## ACTION ITEM
Copy the records below exactly as they are written.

= = =

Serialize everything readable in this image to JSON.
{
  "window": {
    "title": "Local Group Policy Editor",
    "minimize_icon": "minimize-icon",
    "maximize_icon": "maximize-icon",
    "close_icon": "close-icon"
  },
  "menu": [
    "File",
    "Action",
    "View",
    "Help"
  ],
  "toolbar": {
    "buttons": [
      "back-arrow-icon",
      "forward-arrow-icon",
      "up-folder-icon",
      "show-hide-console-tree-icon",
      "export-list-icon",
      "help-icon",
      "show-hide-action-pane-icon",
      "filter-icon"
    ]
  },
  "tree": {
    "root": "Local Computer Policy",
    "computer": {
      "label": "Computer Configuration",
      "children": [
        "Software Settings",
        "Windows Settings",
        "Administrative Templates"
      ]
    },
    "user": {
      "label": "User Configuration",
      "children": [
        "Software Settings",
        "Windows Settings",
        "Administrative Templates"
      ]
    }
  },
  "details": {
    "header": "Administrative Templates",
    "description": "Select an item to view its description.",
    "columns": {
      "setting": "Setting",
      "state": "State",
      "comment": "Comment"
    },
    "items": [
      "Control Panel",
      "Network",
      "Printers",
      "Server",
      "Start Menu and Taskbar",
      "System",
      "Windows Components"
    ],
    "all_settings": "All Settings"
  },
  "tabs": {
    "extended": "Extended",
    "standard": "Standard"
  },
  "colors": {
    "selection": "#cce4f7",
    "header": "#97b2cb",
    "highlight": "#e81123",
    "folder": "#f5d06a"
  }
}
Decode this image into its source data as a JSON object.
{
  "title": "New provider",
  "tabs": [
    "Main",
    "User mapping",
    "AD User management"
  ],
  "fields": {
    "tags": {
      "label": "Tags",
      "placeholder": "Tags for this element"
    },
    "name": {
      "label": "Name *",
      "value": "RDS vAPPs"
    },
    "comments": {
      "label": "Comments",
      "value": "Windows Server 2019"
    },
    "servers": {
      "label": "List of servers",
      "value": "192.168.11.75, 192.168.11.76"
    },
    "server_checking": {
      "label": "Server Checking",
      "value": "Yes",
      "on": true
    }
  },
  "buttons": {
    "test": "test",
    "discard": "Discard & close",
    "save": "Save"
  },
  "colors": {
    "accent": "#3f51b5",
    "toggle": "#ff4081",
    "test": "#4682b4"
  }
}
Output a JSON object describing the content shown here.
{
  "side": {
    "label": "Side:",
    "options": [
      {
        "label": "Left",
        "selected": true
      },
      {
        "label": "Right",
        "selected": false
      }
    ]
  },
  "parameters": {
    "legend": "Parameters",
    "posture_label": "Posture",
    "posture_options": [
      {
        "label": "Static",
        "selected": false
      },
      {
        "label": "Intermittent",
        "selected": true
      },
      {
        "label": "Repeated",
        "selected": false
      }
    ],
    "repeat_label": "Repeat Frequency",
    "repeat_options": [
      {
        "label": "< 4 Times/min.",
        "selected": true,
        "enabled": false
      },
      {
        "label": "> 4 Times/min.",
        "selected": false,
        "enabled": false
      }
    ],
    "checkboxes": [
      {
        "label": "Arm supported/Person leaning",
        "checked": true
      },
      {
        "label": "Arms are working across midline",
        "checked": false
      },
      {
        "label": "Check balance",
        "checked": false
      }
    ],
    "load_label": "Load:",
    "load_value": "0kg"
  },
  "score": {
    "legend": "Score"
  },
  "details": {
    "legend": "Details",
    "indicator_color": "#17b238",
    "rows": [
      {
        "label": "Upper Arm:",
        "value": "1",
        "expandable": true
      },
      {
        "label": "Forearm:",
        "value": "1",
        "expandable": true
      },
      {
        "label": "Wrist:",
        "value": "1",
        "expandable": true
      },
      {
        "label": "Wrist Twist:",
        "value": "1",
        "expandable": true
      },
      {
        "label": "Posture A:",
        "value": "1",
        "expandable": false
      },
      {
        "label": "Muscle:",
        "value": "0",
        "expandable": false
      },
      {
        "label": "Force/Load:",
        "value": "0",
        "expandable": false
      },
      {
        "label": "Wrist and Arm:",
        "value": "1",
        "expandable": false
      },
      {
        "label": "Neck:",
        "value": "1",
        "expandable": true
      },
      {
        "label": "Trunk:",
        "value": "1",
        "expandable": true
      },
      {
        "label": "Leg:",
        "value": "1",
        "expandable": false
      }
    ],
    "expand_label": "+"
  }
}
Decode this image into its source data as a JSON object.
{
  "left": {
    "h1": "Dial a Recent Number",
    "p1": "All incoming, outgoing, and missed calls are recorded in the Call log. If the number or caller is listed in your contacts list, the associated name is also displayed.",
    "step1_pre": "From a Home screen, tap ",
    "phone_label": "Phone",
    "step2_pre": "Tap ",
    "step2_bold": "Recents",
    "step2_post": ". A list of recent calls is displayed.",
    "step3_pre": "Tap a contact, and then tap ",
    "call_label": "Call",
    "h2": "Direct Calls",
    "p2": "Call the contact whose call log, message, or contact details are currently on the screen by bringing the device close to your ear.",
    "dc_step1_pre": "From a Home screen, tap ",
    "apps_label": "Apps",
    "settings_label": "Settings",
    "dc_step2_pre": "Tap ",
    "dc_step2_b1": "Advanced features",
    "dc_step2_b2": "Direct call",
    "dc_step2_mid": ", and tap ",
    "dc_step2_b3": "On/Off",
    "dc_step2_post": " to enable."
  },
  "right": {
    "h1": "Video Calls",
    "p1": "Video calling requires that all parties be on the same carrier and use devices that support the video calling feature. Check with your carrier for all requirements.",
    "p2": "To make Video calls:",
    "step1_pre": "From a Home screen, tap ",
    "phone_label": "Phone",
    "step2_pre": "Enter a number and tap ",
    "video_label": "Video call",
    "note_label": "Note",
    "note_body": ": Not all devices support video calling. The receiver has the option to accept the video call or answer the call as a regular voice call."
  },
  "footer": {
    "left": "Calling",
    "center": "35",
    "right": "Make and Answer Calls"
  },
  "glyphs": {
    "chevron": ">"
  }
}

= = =

## WRITTEN REPLY
Serialize everything readable in this image to JSON.
{
  "window": {
    "title": "Local Group Policy Editor",
    "minimize_icon": "minimize-icon",
    "maximize_icon": "maximize-icon",
    "close_icon": "close-icon"
  },
  "menu": [
    "File",
    "Action",
    "View",
    "Help"
  ],
  "toolbar": {
    "buttons": [
      "back-arrow-icon",
      "forward-arrow-icon",
      "up-folder-icon",
      "show-hide-console-tree-icon",
      "export-list-icon",
      "help-icon",
      "show-hide-action-pane-icon",
      "filter-icon"
    ]
  },
  "tree": {
    "root": "Local Computer Policy",
    "computer": {
      "label": "Computer Configuration",
      "children": [
        "Software Settings",
        "Windows Settings",
        "Administrative Templates"
      ]
    },
    "user": {
      "label": "User Configuration",
      "children": [
        "Software Settings",
        "Windows Settings",
        "Administrative Templates"
      ]
    }
  },
  "details": {
    "header": "Administrative Templates",
    "description": "Select an item to view its description.",
    "columns": {
      "setting": "Setting",
      "state": "State",
      "comment": "Comment"
    },
    "items": [
      "Control Panel",
      "Network",
      "Printers",
      "Server",
      "Start Menu and Taskbar",
      "System",
      "Windows Components"
    ],
    "all_settings": "All Settings"
  },
  "tabs": {
    "extended": "Extended",
    "standard": "Standard"
  },
  "colors": {
    "selection": "#cce4f7",
    "header": "#97b2cb",
    "highlight": "#e81123",
    "folder": "#f5d06a"
  }
}
Decode this image into its source data as a JSON object.
{
  "title": "New provider",
  "tabs": [
    "Main",
    "User mapping",
    "AD User management"
  ],
  "fields": {
    "tags": {
      "label": "Tags",
      "placeholder": "Tags for this element"
    },
    "name": {
      "label": "Name *",
      "value": "RDS vAPPs"
    },
    "comments": {
      "label": "Comments",
      "value": "Windows Server 2019"
    },
    "servers": {
      "label": "List of servers",
      "value": "192.168.11.75, 192.168.11.76"
    },
    "server_checking": {
      "label": "Server Checking",
      "value": "Yes",
      "on": true
    }
  },
  "buttons": {
    "test": "test",
    "discard": "Discard & close",
    "save": "Save"
  },
  "colors": {
    "accent": "#3f51b5",
    "toggle": "#ff4081",
    "test": "#4682b4"
  }
}
Output a JSON object describing the content shown here.
{
  "side": {
    "label": "Side:",
    "options": [
      {
        "label": "Left",
        "selected": true
      },
      {
        "label": "Right",
        "selected": false
      }
    ]
  },
  "parameters": {
    "legend": "Parameters",
    "posture_label": "Posture",
    "posture_options": [
      {
        "label": "Static",
        "selected": false
      },
      {
        "label": "Intermittent",
        "selected": true
      },
      {
        "label": "Repeated",
        "selected": false
      }
    ],
    "repeat_label": "Repeat Frequency",
    "repeat_options": [
      {
        "label": "< 4 Times/min.",
        "selected": true,
        "enabled": false
      },
      {
        "label": "> 4 Times/min.",
        "selected": false,
        "enabled": false
      }
    ],
    "checkboxes": [
      {
        "label": "Arm supported/Person leaning",
        "checked": true
      },
      {
        "label": "Arms are working across midline",
        "checked": false
      },
      {
        "label": "Check balance",
        "checked": false
      }
    ],
    "load_label": "Load:",
    "load_value": "0kg"
  },
  "score": {
    "legend": "Score"
  },
  "details": {
    "legend": "Details",
    "indicator_color": "#17b238",
    "rows": [
      {
        "label": "Upper Arm:",
        "value": "1",
        "expandable": true
      },
      {
        "label": "Forearm:",
        "value": "1",
        "expandable": true
      },
      {
        "label": "Wrist:",
        "value": "1",
        "expandable": true
      },
      {
        "label": "Wrist Twist:",
        "value": "1",
        "expandable": true
      },
      {
        "label": "Posture A:",
        "value": "1",
        "expandable": false
      },
      {
        "label": "Muscle:",
        "value": "0",
        "expandable": false
      },
      {
        "label": "Force/Load:",
        "value": "0",
        "expandable": false
      },
      {
        "label": "Wrist and Arm:",
        "value": "1",
        "expandable": false
      },
      {
        "label": "Neck:",
        "value": "1",
        "expandable": true
      },
      {
        "label": "Trunk:",
        "value": "1",
        "expandable": true
      },
      {
        "label": "Leg:",
        "value": "1",
        "expandable": false
      }
    ],
    "expand_label": "+"
  }
}
Decode this image into its source data as a JSON object.
{
  "left": {
    "h1": "Dial a Recent Number",
    "p1": "All incoming, outgoing, and missed calls are recorded in the Call log. If the number or caller is listed in your contacts list, the associated name is also displayed.",
    "step1_pre": "From a Home screen, tap ",
    "phone_label": "Phone",
    "step2_pre": "Tap ",
    "step2_bold": "Recents",
    "step2_post": ". A list of recent calls is displayed.",
    "step3_pre": "Tap a contact, and then tap ",
    "call_label": "Call",
    "h2": "Direct Calls",
    "p2": "Call the contact whose call log, message, or contact details are currently on the screen by bringing the device close to your ear.",
    "dc_step1_pre": "From a Home screen, tap ",
    "apps_label": "Apps",
    "settings_label": "Settings",
    "dc_step2_pre": "Tap ",
    "dc_step2_b1": "Advanced features",
    "dc_step2_b2": "Direct call",
    "dc_step2_mid": ", and tap ",
    "dc_step2_b3": "On/Off",
    "dc_step2_post": " to enable."
  },
  "right": {
    "h1": "Video Calls",
    "p1": "Video calling requires that all parties be on the same carrier and use devices that support the video calling feature. Check with your carrier for all requirements.",
    "p2": "To make Video calls:",
    "step1_pre": "From a Home screen, tap ",
    "phone_label": "Phone",
    "step2_pre": "Enter a number and tap ",
    "video_label": "Video call",
    "note_label": "Note",
    "note_body": ": Not all devices support video calling. The receiver has the option to accept the video call or answer the call as a regular voice call."
  },
  "footer": {
    "left": "Calling",
    "center": "35",
    "right": "Make and Answer Calls"
  },
  "glyphs": {
    "chevron": ">"
  }
}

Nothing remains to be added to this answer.